The great advantage of partnering is that all the parties are expected to work together to solve any design issues that may come up. This is good from the designer's point of view and from the client's. It should mean that the completed structure is more satisfactory and that there is less wastage in terms of abortive work in dealing with design issues.
The question of liability in a partnership can be difficult: if the parties have collaborated and the solution does not work, who is to blame?
The question of liability in a partnership, however, is more difficult: if the parties have collaborated to achieve a design solution to deal with a particular issue, and that solution does not work, who is liable?
In practice it may be difficult to work that out. Some contracts list the services for individual designers, add partnering concepts and hope for the best in terms of resolving liability issues if they should arise. Other contracts arrange to share pain and gain, so that if there is a problem, whether of design or anything else, the pain is shared in pre-agreed proportions among all the partnering members, including the client; if savings are made, these will similarly be shared.
There is another aspect to design liability in those projects where the partnering provisions have been bolted on to a more traditional approach. If the partnering arrangements work, there is no problem. If they do not, there can be serious and expensive arguments. At this point the partnering arrangements can be a double-edged sword. In Birse where there was an argument about whether the letter of intent was contractually binding, the judge said that "people who have agreed to proceed on the basis of mutual co-operation and trust, are hardly likely at the same time to adopt a rigid attitude as to the formation of a contract". So he did not accept arguments that there was no contract.
The message therefore is clear: even if you are working with your client on a partnering basis, it is still worth having a formal contract, and looking at the clauses in detail to see that you know what the standard of your duty of care is, that you understand what time constraints you will be working to and what the content of your work is to be (that is, your services). Equally, it is important to realise that if you are contractually obliged to co-operate, you need to take that obligation seriously. It will not work, and could involve you in greater liability, if you treat the contract like a traditional form.
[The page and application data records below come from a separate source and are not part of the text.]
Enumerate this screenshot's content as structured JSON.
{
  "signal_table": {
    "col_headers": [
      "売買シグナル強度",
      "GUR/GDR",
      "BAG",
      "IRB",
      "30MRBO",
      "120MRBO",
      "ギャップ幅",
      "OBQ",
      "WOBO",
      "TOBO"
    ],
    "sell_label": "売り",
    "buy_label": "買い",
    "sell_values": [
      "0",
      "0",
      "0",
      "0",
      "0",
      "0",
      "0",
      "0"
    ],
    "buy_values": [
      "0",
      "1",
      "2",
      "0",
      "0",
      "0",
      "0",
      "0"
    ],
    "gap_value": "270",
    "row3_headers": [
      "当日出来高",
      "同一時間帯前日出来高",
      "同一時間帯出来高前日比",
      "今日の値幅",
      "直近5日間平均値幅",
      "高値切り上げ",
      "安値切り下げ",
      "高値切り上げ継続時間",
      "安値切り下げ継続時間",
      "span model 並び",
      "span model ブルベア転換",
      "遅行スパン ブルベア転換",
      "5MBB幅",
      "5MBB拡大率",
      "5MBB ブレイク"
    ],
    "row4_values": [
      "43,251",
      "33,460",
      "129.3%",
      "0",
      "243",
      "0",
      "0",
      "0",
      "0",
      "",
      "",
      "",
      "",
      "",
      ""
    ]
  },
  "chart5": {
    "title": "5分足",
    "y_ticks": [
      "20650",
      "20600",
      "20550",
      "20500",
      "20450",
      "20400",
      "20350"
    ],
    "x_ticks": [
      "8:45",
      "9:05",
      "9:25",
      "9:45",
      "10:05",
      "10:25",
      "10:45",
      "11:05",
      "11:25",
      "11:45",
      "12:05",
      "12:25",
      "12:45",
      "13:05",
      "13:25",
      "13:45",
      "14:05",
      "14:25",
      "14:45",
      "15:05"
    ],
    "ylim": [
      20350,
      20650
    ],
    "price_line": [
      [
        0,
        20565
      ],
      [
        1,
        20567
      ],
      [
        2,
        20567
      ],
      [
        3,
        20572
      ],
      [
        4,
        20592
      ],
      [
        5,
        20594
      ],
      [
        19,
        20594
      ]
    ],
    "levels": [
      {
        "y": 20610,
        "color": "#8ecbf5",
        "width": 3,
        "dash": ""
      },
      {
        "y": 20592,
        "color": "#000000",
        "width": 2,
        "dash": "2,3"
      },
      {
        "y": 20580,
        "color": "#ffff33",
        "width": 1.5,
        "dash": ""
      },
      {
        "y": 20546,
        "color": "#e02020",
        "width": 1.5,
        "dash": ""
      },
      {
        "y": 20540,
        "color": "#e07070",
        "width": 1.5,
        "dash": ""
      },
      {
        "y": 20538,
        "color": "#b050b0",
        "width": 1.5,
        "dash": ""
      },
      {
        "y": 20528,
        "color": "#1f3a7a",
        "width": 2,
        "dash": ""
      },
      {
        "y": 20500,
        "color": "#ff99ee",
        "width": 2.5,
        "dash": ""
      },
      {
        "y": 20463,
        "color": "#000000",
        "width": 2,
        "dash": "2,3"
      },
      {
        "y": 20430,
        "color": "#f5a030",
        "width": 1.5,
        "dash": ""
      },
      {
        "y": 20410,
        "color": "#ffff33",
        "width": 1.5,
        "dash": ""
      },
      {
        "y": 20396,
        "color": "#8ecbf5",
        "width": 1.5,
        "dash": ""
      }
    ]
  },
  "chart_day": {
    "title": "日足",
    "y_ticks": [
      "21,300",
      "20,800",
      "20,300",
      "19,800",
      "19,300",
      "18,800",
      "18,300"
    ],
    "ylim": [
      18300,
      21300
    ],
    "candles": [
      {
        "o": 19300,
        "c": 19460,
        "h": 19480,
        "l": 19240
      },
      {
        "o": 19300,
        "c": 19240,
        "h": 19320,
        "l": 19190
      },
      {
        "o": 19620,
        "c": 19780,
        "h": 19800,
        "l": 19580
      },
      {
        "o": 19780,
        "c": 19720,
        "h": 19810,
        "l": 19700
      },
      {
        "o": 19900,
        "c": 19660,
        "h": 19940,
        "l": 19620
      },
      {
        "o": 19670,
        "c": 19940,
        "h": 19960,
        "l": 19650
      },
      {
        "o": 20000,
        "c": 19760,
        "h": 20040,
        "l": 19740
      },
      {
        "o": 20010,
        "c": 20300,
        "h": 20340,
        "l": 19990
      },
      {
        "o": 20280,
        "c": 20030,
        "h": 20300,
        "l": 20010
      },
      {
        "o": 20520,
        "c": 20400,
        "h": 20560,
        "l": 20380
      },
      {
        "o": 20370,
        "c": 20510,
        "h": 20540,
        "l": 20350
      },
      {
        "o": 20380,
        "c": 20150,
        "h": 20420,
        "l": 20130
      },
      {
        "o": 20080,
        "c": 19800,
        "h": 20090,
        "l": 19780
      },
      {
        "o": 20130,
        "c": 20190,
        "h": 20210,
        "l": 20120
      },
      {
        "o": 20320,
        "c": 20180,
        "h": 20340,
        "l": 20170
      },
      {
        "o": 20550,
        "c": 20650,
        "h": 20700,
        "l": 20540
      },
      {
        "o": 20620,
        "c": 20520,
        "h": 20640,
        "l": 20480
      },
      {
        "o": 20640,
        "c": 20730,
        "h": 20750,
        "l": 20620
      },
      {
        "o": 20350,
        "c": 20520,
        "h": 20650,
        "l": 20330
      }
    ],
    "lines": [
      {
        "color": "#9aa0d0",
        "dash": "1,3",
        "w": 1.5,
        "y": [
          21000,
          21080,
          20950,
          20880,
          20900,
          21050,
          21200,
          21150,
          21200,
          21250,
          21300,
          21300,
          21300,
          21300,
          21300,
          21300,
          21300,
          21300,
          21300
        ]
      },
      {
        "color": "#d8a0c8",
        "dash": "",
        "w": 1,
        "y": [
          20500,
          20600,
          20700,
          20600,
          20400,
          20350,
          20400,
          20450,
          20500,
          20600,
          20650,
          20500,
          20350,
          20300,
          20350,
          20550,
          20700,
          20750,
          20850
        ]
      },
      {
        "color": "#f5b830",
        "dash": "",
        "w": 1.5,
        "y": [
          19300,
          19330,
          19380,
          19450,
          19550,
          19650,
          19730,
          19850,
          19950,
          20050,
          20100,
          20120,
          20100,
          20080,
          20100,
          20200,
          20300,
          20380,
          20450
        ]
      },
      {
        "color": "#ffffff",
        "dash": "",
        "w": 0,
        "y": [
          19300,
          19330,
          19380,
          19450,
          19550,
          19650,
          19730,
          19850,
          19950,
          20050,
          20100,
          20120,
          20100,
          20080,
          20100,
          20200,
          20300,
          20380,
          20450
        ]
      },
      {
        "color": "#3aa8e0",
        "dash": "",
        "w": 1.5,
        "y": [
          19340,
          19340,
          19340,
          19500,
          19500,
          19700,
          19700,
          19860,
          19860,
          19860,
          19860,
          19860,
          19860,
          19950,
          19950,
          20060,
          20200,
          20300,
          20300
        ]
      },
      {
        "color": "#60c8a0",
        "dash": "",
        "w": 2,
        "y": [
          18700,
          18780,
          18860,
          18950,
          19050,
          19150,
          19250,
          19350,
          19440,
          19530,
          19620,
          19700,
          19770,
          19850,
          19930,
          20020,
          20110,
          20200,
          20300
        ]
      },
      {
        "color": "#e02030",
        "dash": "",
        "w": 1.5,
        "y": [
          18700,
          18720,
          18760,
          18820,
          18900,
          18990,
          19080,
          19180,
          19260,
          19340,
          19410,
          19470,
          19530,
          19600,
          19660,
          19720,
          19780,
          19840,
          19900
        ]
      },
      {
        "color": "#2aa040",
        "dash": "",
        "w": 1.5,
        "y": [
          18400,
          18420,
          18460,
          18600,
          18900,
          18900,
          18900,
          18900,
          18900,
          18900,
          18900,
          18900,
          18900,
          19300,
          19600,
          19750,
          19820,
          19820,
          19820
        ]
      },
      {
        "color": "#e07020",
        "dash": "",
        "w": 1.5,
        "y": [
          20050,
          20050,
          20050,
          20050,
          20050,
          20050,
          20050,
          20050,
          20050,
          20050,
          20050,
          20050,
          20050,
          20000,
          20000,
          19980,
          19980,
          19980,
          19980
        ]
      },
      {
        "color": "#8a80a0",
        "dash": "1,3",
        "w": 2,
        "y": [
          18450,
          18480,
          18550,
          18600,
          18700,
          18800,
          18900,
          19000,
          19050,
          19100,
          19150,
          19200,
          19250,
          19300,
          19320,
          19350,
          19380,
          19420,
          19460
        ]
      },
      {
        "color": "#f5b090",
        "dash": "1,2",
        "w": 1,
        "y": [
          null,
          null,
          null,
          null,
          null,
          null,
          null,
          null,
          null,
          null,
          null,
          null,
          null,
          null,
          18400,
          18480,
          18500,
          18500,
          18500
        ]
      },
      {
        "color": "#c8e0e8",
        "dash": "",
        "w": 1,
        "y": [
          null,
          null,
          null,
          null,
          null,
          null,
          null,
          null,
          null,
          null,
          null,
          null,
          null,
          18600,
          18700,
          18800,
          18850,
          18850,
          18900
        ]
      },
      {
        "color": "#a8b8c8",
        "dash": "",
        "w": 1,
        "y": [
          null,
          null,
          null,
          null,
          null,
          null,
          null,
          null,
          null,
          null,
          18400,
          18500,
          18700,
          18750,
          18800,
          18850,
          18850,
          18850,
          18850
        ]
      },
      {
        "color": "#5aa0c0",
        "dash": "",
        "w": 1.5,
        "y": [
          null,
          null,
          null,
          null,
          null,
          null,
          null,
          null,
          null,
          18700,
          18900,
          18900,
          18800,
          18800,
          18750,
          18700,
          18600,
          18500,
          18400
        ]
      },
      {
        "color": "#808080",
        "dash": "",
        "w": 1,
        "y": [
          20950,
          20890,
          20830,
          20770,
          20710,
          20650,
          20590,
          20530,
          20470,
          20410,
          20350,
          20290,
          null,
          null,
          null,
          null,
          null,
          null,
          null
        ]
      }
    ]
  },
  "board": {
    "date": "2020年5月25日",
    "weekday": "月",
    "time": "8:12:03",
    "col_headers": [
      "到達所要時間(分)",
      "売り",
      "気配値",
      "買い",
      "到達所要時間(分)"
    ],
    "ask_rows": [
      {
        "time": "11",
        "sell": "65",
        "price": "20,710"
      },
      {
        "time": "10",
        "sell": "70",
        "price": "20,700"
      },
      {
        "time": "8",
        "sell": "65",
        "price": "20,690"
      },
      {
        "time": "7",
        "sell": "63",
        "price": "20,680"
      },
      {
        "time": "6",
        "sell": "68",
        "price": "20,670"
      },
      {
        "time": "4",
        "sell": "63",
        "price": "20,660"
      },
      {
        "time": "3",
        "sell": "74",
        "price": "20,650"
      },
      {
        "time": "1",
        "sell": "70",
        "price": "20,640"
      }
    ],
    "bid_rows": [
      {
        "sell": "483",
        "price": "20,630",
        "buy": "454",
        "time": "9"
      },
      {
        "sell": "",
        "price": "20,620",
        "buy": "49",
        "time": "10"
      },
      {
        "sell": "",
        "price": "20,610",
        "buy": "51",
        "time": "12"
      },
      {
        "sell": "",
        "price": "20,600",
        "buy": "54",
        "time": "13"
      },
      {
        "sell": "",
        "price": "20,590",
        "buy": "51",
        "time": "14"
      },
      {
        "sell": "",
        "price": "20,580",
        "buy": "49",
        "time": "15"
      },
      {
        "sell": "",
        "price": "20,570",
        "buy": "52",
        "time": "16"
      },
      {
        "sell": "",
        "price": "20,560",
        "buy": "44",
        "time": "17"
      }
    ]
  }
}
Gillian Birkby is a partner at Fladgate Fielder, firstname.lastname@example.org